Also known as coral honeysuckle, trumpet honeysuckle is tolerant to drought.

trumpet honeysuckle
trumpet honeysuckle | Source

Philippine violet

Barleria cristata

With its either white, pink or purple colored flowers, Philippine violet requires full sun for a gorgeous display of flowers. But no worries, it would also thrive on shady areas and can be propagated through cuttings.

Don't be bothered if this plant dies in the winter season as they come back during Spring and is also self sowing. Grows up to 6 feet tall and is related to Mexican petunia (ruellia), barleria cristata blooms late Summer to Fall.

Philippine violet
Philippine violet | Source

Foxglove

Digitalis purpurea

The tubular-shaped flowers of foxglove appears on a tall spike that reaches 5 ft. tall in which flowers varies in many colors including white and yellow, to red, pink and purple. Spots or marks can also be found on the flower and it thrives well on light sun, to deep shaded areas.

It is also known in some other names such as fairy thimbles, dead men's bells, witches gloves and throatwort.

Note: Foxglove is a poisonous plant so be careful handling with it.

Source

Perfume Flower Tree

Fagraea ceilanica

Growing up to 20 ft. in height and preferring full sunlight to partial shady area, the perfume tree bears a tube-like shapes of white or orange fragrant flowers and resembles pua keni keni of Hawaii.

The perfume flower tree is discovered in a rainforest in Thailand and would grow in a pot as a shrub. Its fragrant flowers measures about 6 inches across.

Perfume flower tree
Perfume flower tree | Source

Comments

    0 of 8192 characters used
    Post Comment

    • precy anza profile image
      Author

      precy anza 5 years ago from USA

      I agree. :) And some of them has the sweet smelling fragrance too which adds to their beauty. Thanks for dropping by and looking. ^-^'

    • mvillecat profile image

      Catherine Dean 5 years ago from Milledgeville, Georgia

      The flowers mentioned are so of the most beautiful and life sustaining in the world. Beautiful Hub. I voted up.

    • precy anza profile image
      Author

      precy anza 5 years ago from USA

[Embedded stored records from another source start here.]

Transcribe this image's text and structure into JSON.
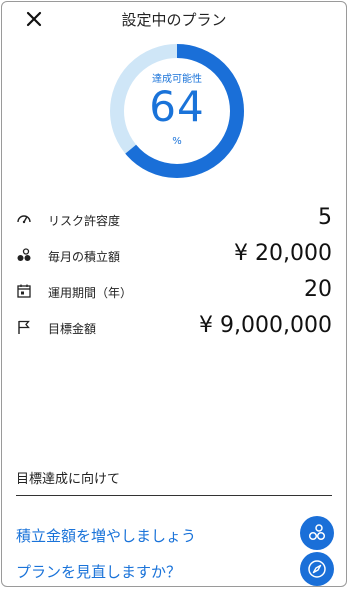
{
  "header": {
    "title": "設定中のプラン"
  },
  "gauge": {
    "label": "達成可能性",
    "value": "64",
    "unit": "%",
    "percent": 64
  },
  "rows": [
    {
      "name": "risk-tolerance",
      "icon": "gauge-icon",
      "label": "リスク許容度",
      "value": "5"
    },
    {
      "name": "monthly-deposit",
      "icon": "coins-icon",
      "label": "毎月の積立額",
      "value": "¥ 20,000"
    },
    {
      "name": "investment-period",
      "icon": "calendar-icon",
      "label": "運用期間（年）",
      "value": "20"
    },
    {
      "name": "target-amount",
      "icon": "flag-icon",
      "label": "目標金額",
      "value": "¥ 9,000,000"
    }
  ],
  "section": {
    "title": "目標達成に向けて"
  },
  "actions": [
    {
      "name": "increase-deposit",
      "label": "積立金額を増やしましょう",
      "icon": "coins-icon"
    },
    {
      "name": "review-plan",
      "label": "プランを見直しますか？",
      "icon": "compass-icon"
    }
  ],
  "colors": {
    "accent": "#1a73d9",
    "gauge_track": "#cfe6f7",
    "gauge_fill": "#1a6fd8"
  }
}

      Thanks for dropping by and looking Brett! ^-^' All the different shapes really makes them special. :) Just went to a Walmart garden center few weeks ago and first time I saw a balloon flower. Cool! :)

    • Brett.Tesol profile image

      Brett Caulton 5 years ago from Thailand

      Nature certainly knows how to create beauty! Nice information and photos. Although I am not a gardener, I can still appreciate the colours and shapes of nature.

      Voted up, interesting and Sharing.

    • precy anza profile image
      Author

      precy anza 5 years ago from USA

      Thanks Anna141! ^-^'

      @ Avian: They are. Specially that cigar and the erica. I'm gonna be trying some luck on the flower topic for a while ^-^'

    • aviannovice profile image

      Deb Hirt 5 years ago from Stillwater, OK

      These are all beautiful flowers, many of them that I knew nothing about.

    • unknown spy profile image

      IAmForbidden 5 years ago from Neverland - where children never grow up.

      Yeah, welcome. Very lovely hub and there are some flowers you listed which I find really interesting.

    • precy anza profile image
      Author

      precy anza 5 years ago from USA

      @ unknown spy: I bet those yellowbells are just beautiful in their bright yellow color. And I agree with you on the cigar flower, the name suits well ^-^'

      @ moonlake: Are you attracting hummingbirds? Or already have hummingbird visitors? They love those flowers! I had my cypress vine planted last weeks of May and I tried it on a hanging basket, so far they wasn't as a happy climber like last year when they were on a bigger pot on the ground, but they are just starting to climb.

      Appreciate both your comments and thank you for looking at this tubular flowers! ^-^'

    • moonlake profile image

      moonlake 5 years ago from America

      I have the trumpet vine and the trumpet honeysuckle. I love the little cypress vine. I have planted seeds for it but they are just barely coming up. Voted up.

    • unknown spy profile image

      IAmForbidden 5 years ago from Neverland - where children never grow up.

      Wow! Those are amazing tubular flowers! We only have here yellowbell. The Cigar flower really caught my eyes. The name really tells it all.

    working